IRA FLATOW: Wow. Wow. Wow. This is so interesting. We’re going to devote a whole segment to this coming up in the near future, talking about AI and the explosion of all these tools.
SOPHIE BUSHWICK: It’s really fascinating technology.
IRA FLATOW: Really, really, really. Let’s go off to space. There’s a new comet and it’s green. And you can see it in the night sky, right?
SOPHIE BUSHWICK: That’s right.
IRA FLATOW: It’s coming around for the first time in 50,000 years.
SOPHIE BUSHWICK: I know. It orbits the sun at a very far distance, which is why we haven’t seen it in 50,000 years, as you say. And it’s going to be visible in the Northern Hemisphere in the early evening and also possibly in the early morning. If you want to look for this, you’re going to probably need binoculars, although it might be bright enough to see with the naked eye towards the end of the month. But what you’re going to want to do is look for the North Star, Polaris, and it should be around there. And it’ll have this fuzzy green glow around it.
IRA FLATOW: And Friday night, tonight, it gets closest to the sun, right?
SOPHIE BUSHWICK: That’s right. That’s right.
IRA FLATOW: I’m going to look for that. I remember seeing Comet Hale-Bopp. I remember– and that was years ago– but it’s one of the most exciting things you can do if you’re an amateur astronomer is actually see a comet for yourself. But that’s another story.
Let’s end on a tasty note. Utensils that can make your food sweeter or saltier without sugar or salt.
SOPHIE BUSHWICK: That’s right. So people have known for a while that a whole bunch of factors influence the taste of your food other than the contents of the food itself. Some people try to eat with cutlery made of gold or different materials. They found out that cutlery with different textures can change the way something tastes.
So previously, researchers had developed these chopsticks with a very mild electric current running through them. And the idea is that that current moves around sodium ions in food. And so when you eat food with these chopsticks, it tastes salty even if there’s not salt in it.
IRA FLATOW: Oh, no kidding.
SOPHIE BUSHWICK: Right. So if you’re trying to cut down on your sodium but you don’t like bland food, you could have a low-salt meal but eat it with these electric chopsticks and that would stimulate your senses a little more.
IRA FLATOW: No one is getting zapped with these chopsticks, though, right?
SOPHIE BUSHWICK: Right, right. This would be a very mild current. And those are actually supposed to come to market this year, in 2023. So they might be available for purchase soon.

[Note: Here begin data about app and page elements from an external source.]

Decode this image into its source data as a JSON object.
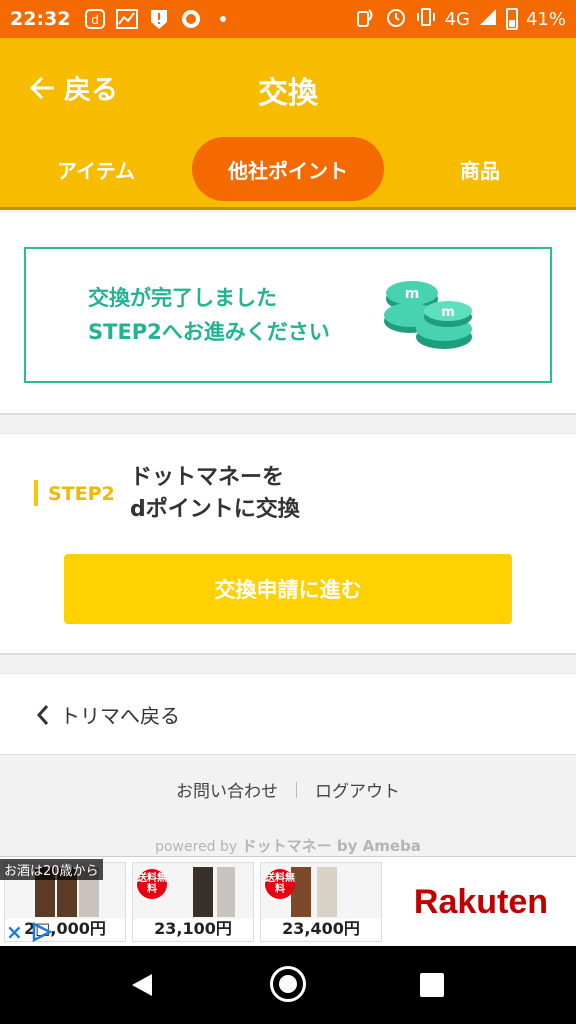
{
  "status_bar": {
    "time": "22:32",
    "network": "4G",
    "battery": "41%"
  },
  "header": {
    "back_label": "戻る",
    "title": "交換"
  },
  "tabs": [
    {
      "label": "アイテム",
      "active": false
    },
    {
      "label": "他社ポイント",
      "active": true
    },
    {
      "label": "商品",
      "active": false
    }
  ],
  "complete": {
    "line1": "交換が完了しました",
    "line2": "STEP2へお進みください"
  },
  "step2": {
    "label": "STEP2",
    "title_line1": "ドットマネーを",
    "title_line2": "dポイントに交換",
    "button": "交換申請に進む"
  },
  "trima_back": "トリマへ戻る",
  "footer": {
    "contact": "お問い合わせ",
    "logout": "ログアウト",
    "powered_prefix": "powered by",
    "powered_brand": "ドットマネー by Ameba"
  },
  "ad": {
    "tag": "お酒は20歳から",
    "ship_label": "送料無料",
    "items": [
      {
        "price": "2□,000円"
      },
      {
        "price": "23,100円"
      },
      {
        "price": "23,400円"
      }
    ],
    "brand": "Rakuten"
  },
  "colors": {
    "status_bar": "#f46a00",
    "header": "#f7bb00",
    "active_tab": "#f46a00",
    "accent_green": "#22b394",
    "button": "#ffd100"
  }
}
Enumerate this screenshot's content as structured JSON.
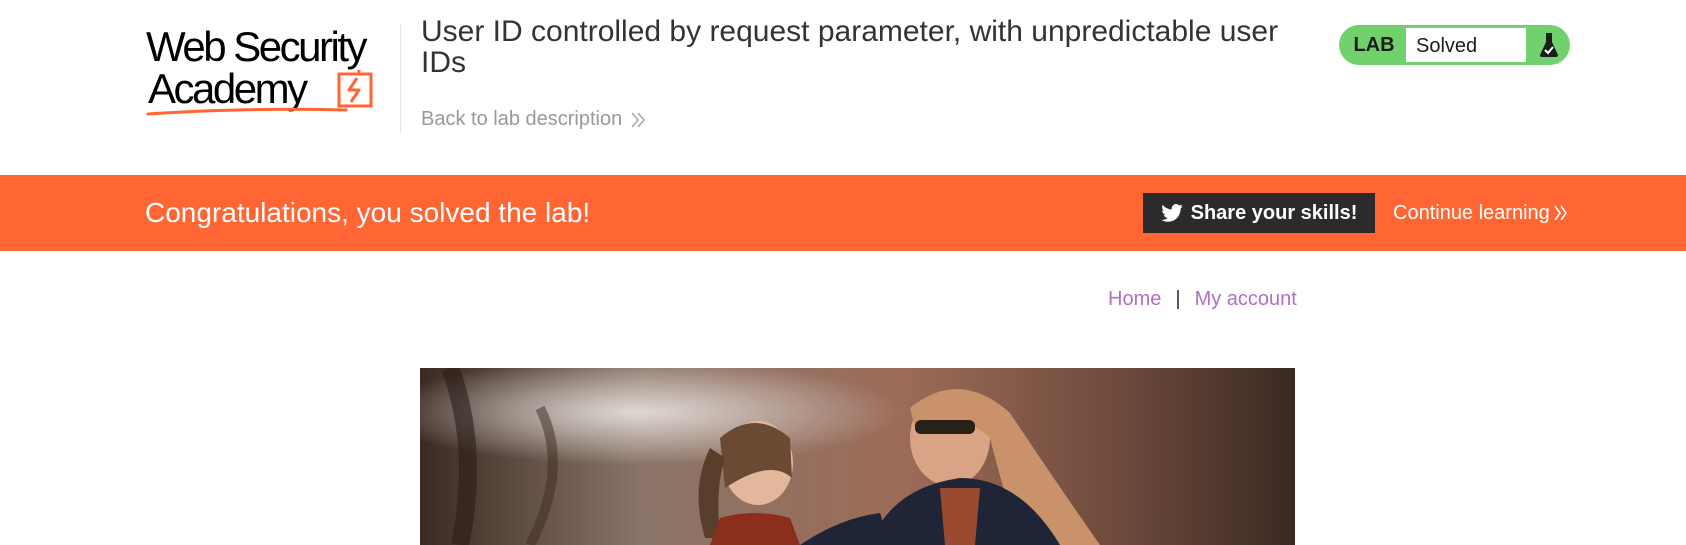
{
  "logo": {
    "line1": "Web Security",
    "line2": "Academy"
  },
  "header": {
    "title": "User ID controlled by request parameter, with unpredictable user IDs",
    "back_link": "Back to lab description"
  },
  "lab": {
    "tag": "LAB",
    "status": "Solved",
    "icon": "flask-check-icon"
  },
  "banner": {
    "message": "Congratulations, you solved the lab!",
    "share_label": "Share your skills!",
    "continue_label": "Continue learning"
  },
  "nav": {
    "home": "Home",
    "separator": "|",
    "account": "My account"
  },
  "colors": {
    "accent_orange": "#ff6633",
    "lab_green": "#70d16d",
    "link_purple": "#b06fc4",
    "dark_button": "#2b2b2b"
  }
}
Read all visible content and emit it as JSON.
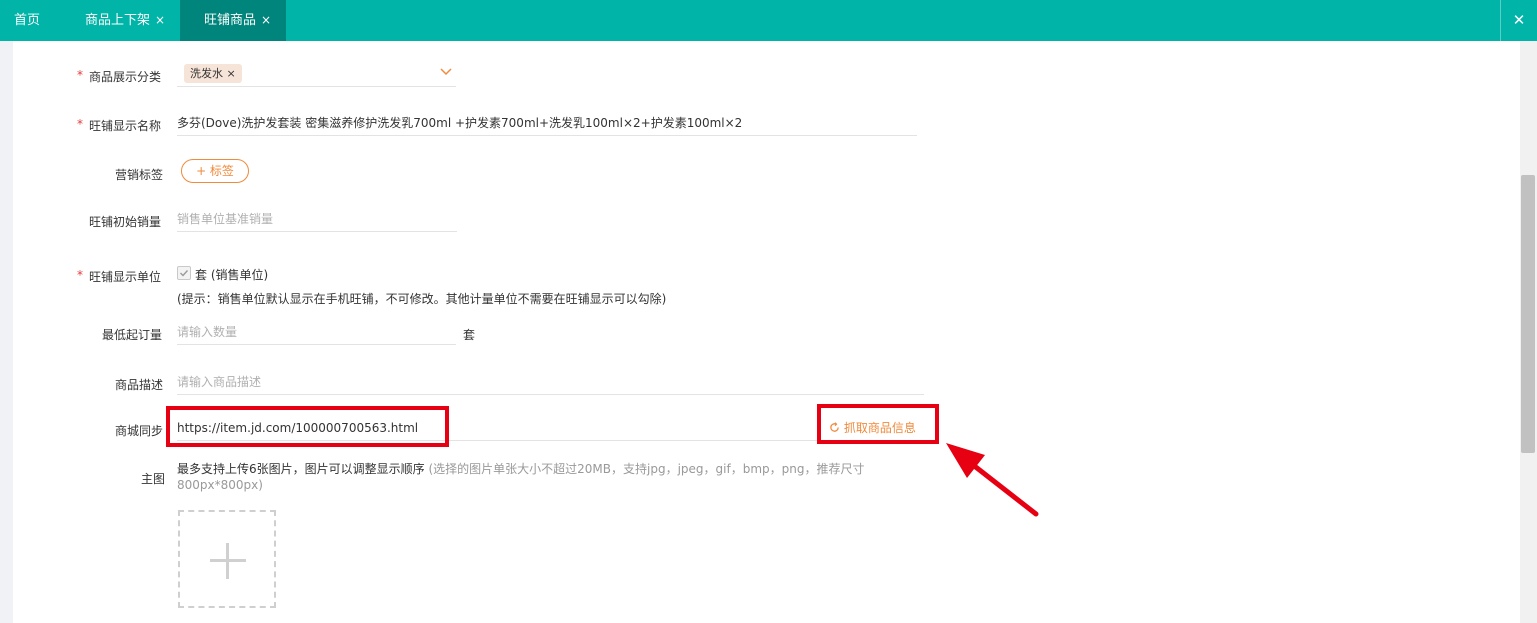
{
  "tabs": [
    {
      "label": "首页",
      "closable": false,
      "active": false
    },
    {
      "label": "商品上下架",
      "closable": true,
      "active": false
    },
    {
      "label": "旺铺商品",
      "closable": true,
      "active": true
    }
  ],
  "tab_close_glyph": "×",
  "window_close_glyph": "✕",
  "form": {
    "required_mark": "*",
    "category": {
      "label": "商品展示分类",
      "chip": "洗发水",
      "chip_remove": "×"
    },
    "display_name": {
      "label": "旺铺显示名称",
      "value": "多芬(Dove)洗护发套装 密集滋养修护洗发乳700ml +护发素700ml+洗发乳100ml×2+护发素100ml×2"
    },
    "marketing_tag": {
      "label": "营销标签",
      "button": "+ 标签"
    },
    "initial_sales": {
      "label": "旺铺初始销量",
      "placeholder": "销售单位基准销量"
    },
    "display_unit": {
      "label": "旺铺显示单位",
      "checkbox_label": "套 (销售单位)",
      "checked": true,
      "hint": "(提示：销售单位默认显示在手机旺铺，不可修改。其他计量单位不需要在旺铺显示可以勾除)"
    },
    "min_order": {
      "label": "最低起订量",
      "placeholder": "请输入数量",
      "unit": "套"
    },
    "description": {
      "label": "商品描述",
      "placeholder": "请输入商品描述"
    },
    "mall_sync": {
      "label": "商城同步",
      "value": "https://item.jd.com/100000700563.html",
      "fetch_button": "抓取商品信息"
    },
    "main_image": {
      "label": "主图",
      "hint_main": "最多支持上传6张图片，图片可以调整显示顺序",
      "hint_detail_1": "(选择的图片单张大小不超过20MB，支持jpg，jpeg，gif，bmp，png，推荐尺寸",
      "hint_detail_2": "800px*800px)"
    }
  },
  "icons": {
    "chevron": "chevron-down-icon",
    "check": "check-icon",
    "refresh": "refresh-icon",
    "plus": "plus-icon",
    "close": "close-icon"
  },
  "colors": {
    "topbar": "#00b4a8",
    "active_tab": "#00857c",
    "accent_orange": "#f08a3c",
    "required_red": "#e4393c",
    "annotation_red": "#e60012"
  }
}
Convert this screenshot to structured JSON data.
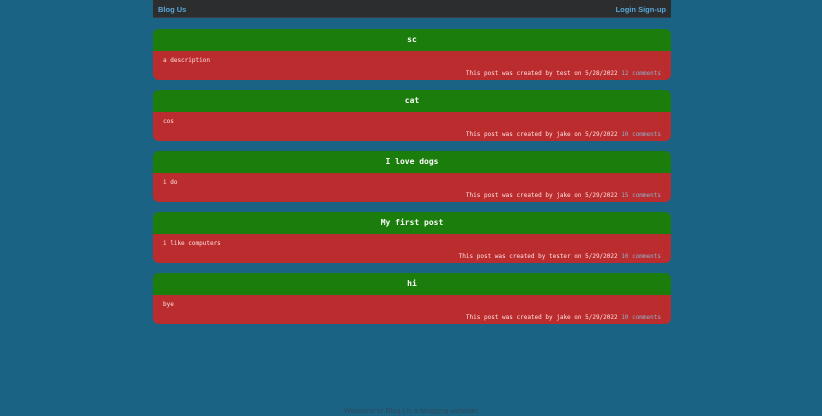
{
  "nav": {
    "brand": "Blog Us",
    "login": "Login",
    "signup": "Sign-up"
  },
  "posts": [
    {
      "title": "sc",
      "description": "a description",
      "meta": "This post was created by test on 5/28/2022",
      "comments": "12 comments"
    },
    {
      "title": "cat",
      "description": "cos",
      "meta": "This post was created by jake on 5/29/2022",
      "comments": "10 comments"
    },
    {
      "title": "I love dogs",
      "description": "i do",
      "meta": "This post was created by jake on 5/29/2022",
      "comments": "15 comments"
    },
    {
      "title": "My first post",
      "description": "i like computers",
      "meta": "This post was created by tester on 5/29/2022",
      "comments": "10 comments"
    },
    {
      "title": "hi",
      "description": "bye",
      "meta": "This post was created by jake on 5/29/2022",
      "comments": "10 comments"
    }
  ],
  "footer": {
    "text": "Welcome to Blog Us a blogging website!"
  },
  "colors": {
    "page_background": "#1b6385",
    "navbar": "#2b2d2e",
    "post_header": "#1b7d0c",
    "post_body": "#bb2c2e",
    "link": "#5aa8d9"
  }
}
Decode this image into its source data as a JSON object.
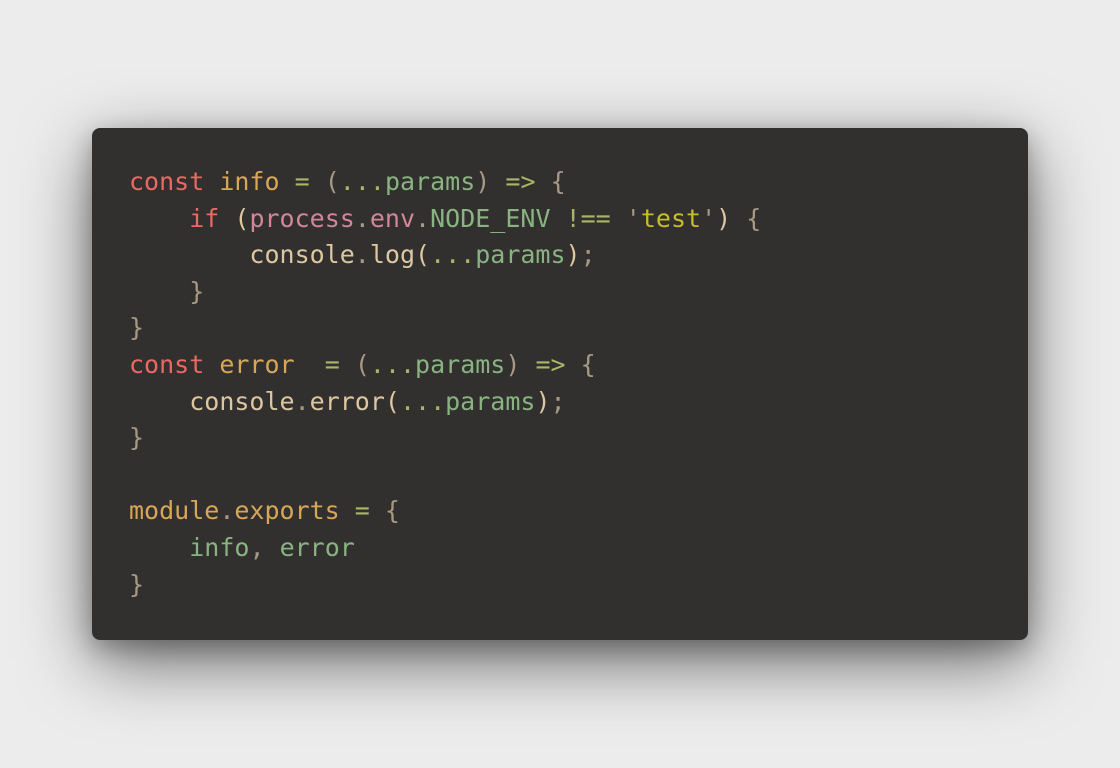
{
  "colors": {
    "background": "#ececec",
    "window": "#32302f",
    "keyword": "#ea6962",
    "identifier": "#d8a657",
    "variable": "#89b482",
    "punctuation": "#a89984",
    "operator": "#a9b665",
    "plain": "#ddc7a1",
    "string": "#c8be2a",
    "builtin": "#d3869b"
  },
  "code_lines": [
    [
      {
        "t": "const",
        "k": "keyword"
      },
      {
        "t": " "
      },
      {
        "t": "info",
        "k": "identifier"
      },
      {
        "t": " "
      },
      {
        "t": "=",
        "k": "operator"
      },
      {
        "t": " "
      },
      {
        "t": "(",
        "k": "punctuation"
      },
      {
        "t": "...",
        "k": "operator"
      },
      {
        "t": "params",
        "k": "variable"
      },
      {
        "t": ")",
        "k": "punctuation"
      },
      {
        "t": " "
      },
      {
        "t": "=>",
        "k": "operator"
      },
      {
        "t": " "
      },
      {
        "t": "{",
        "k": "punctuation"
      }
    ],
    [
      {
        "t": "    "
      },
      {
        "t": "if",
        "k": "keyword"
      },
      {
        "t": " "
      },
      {
        "t": "(",
        "k": "plain"
      },
      {
        "t": "process",
        "k": "builtin"
      },
      {
        "t": ".",
        "k": "punctuation"
      },
      {
        "t": "env",
        "k": "builtin"
      },
      {
        "t": ".",
        "k": "punctuation"
      },
      {
        "t": "NODE_ENV",
        "k": "variable"
      },
      {
        "t": " "
      },
      {
        "t": "!==",
        "k": "operator"
      },
      {
        "t": " "
      },
      {
        "t": "'",
        "k": "punctuation"
      },
      {
        "t": "test",
        "k": "string"
      },
      {
        "t": "'",
        "k": "punctuation"
      },
      {
        "t": ")",
        "k": "plain"
      },
      {
        "t": " "
      },
      {
        "t": "{",
        "k": "punctuation"
      }
    ],
    [
      {
        "t": "        "
      },
      {
        "t": "console",
        "k": "plain"
      },
      {
        "t": ".",
        "k": "punctuation"
      },
      {
        "t": "log",
        "k": "plain"
      },
      {
        "t": "(",
        "k": "plain"
      },
      {
        "t": "...",
        "k": "operator"
      },
      {
        "t": "params",
        "k": "variable"
      },
      {
        "t": ")",
        "k": "plain"
      },
      {
        "t": ";",
        "k": "punctuation"
      }
    ],
    [
      {
        "t": "    "
      },
      {
        "t": "}",
        "k": "punctuation"
      }
    ],
    [
      {
        "t": "}",
        "k": "punctuation"
      }
    ],
    [
      {
        "t": "const",
        "k": "keyword"
      },
      {
        "t": " "
      },
      {
        "t": "error",
        "k": "identifier"
      },
      {
        "t": "  "
      },
      {
        "t": "=",
        "k": "operator"
      },
      {
        "t": " "
      },
      {
        "t": "(",
        "k": "punctuation"
      },
      {
        "t": "...",
        "k": "operator"
      },
      {
        "t": "params",
        "k": "variable"
      },
      {
        "t": ")",
        "k": "punctuation"
      },
      {
        "t": " "
      },
      {
        "t": "=>",
        "k": "operator"
      },
      {
        "t": " "
      },
      {
        "t": "{",
        "k": "punctuation"
      }
    ],
    [
      {
        "t": "    "
      },
      {
        "t": "console",
        "k": "plain"
      },
      {
        "t": ".",
        "k": "punctuation"
      },
      {
        "t": "error",
        "k": "plain"
      },
      {
        "t": "(",
        "k": "plain"
      },
      {
        "t": "...",
        "k": "operator"
      },
      {
        "t": "params",
        "k": "variable"
      },
      {
        "t": ")",
        "k": "plain"
      },
      {
        "t": ";",
        "k": "punctuation"
      }
    ],
    [
      {
        "t": "}",
        "k": "punctuation"
      }
    ],
    [],
    [
      {
        "t": "module",
        "k": "identifier"
      },
      {
        "t": ".",
        "k": "punctuation"
      },
      {
        "t": "exports",
        "k": "identifier"
      },
      {
        "t": " "
      },
      {
        "t": "=",
        "k": "operator"
      },
      {
        "t": " "
      },
      {
        "t": "{",
        "k": "punctuation"
      }
    ],
    [
      {
        "t": "    "
      },
      {
        "t": "info",
        "k": "variable"
      },
      {
        "t": ",",
        "k": "punctuation"
      },
      {
        "t": " "
      },
      {
        "t": "error",
        "k": "variable"
      }
    ],
    [
      {
        "t": "}",
        "k": "punctuation"
      }
    ]
  ]
}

And then there’s a spoon that’s not quite as close to being available. But some student researchers actually developed the idea, the design, for a spoon they call Sugarware that would have these bumps on the bottom of it. And the bumps would be coated with a material that interacts with the sweet sensors on your taste buds.
IRA FLATOW: There you go. Thank you, Sophie. Always exciting stuff. Thanks for taking time to be with us today.
SOPHIE BUSHWICK: Thanks for having me.
IRA FLATOW: Sophie Bushwick, technology editor at Scientific American. She’s based here in New York.
Shoshannah Buxbaum is a producer for Science Friday. She’s particularly drawn to stories about health, psychology, and the environment. She’s a proud New Jersey native and will happily share her opinions on why the state is deserving of a little more love.
Ira Flatow is the host and executive producer of Science Friday. His green thumb has revived many an office plant at death’s door.